  • Check in with your friends, family, and neighbours regularly. Wherever you can, assist people in your life who may be more vulnerable (e.g. those with no access to the internet or who cannot easily use the internet to shop online).
  • Spend the time connecting with the people you are living with. If you are in a lockdown situation, use this time to improve your existing relationships.


  • Work out at home! Working out can reduce stress levels and release chemicals in your brain that make you happy and there’s lot of exercise classes you can follow on YouTube.


There are lots of new and technical terms flying around, here are what some of them mean:

Coronavirus – Coronaviruses are a large group of different viruses. Each one is slightly different, but they all cause issues to your respiratory system, which is what helps you breathe. This can range from something like the common cold, to more serious infections or diseases.

Social Distancing – involves staying further away from people to make sure that people don’t become unwell. It can mean simply standing further away from people in a queue, or avoiding going to busy places such as concerts or restaurants.

Quarantine – involves people staying at home or another location to make sure that disease isn’t spread. You don’t need to have symptoms of the disease to be quarantined, it may be that you have travelled from a country that has a lot of cases of coronavirus and they need to make sure you aren’t carrying it.

Social Isolation – is when someone stays away from other people to make sure they don’t spread infections to others.

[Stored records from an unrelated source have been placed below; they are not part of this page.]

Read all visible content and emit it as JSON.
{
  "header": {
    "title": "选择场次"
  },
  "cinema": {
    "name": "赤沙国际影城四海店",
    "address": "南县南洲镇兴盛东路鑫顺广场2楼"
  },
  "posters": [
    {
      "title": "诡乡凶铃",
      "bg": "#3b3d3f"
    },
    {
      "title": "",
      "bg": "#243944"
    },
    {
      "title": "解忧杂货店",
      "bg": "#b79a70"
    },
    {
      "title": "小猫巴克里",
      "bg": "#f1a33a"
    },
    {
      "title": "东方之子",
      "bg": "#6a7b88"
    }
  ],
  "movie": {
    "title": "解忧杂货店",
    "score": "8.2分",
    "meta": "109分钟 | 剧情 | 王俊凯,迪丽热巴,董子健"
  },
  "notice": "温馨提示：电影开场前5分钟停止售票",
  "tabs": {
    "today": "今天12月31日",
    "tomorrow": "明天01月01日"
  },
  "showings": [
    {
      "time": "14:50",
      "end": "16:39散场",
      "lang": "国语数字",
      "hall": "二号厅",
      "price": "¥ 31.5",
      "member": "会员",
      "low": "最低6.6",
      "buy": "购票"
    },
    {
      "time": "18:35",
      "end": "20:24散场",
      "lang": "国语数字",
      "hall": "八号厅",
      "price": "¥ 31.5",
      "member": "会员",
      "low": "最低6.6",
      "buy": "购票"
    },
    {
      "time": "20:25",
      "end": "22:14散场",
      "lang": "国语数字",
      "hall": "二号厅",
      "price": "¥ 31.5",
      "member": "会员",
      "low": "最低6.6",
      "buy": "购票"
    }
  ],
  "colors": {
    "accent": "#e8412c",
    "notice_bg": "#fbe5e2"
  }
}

This normally means staying at home and not going outside or having visitors to your house.

Trusted sites to get up to date information on COVID-19

At the moment, there is a lot of coverage from all media and although it is important to stay informed, consider taking a break if you feel things are getting on top of you. Sometimes feeling stressed or anxious can be related to seeing lots of media coverage and new stories about the impact of COVID-19, it is OK and normal to feel this way.

Only take advice from trusted government and health service websites. These have all the latest facts and figures to give consistent advice on how to prevent spreading, catching it and what to do if you think you have the Coronavirus.

NHS ( website COVID-19 advice

Government ( websiteCOVID-19 advice

AgeUK Information Guide on COVID-19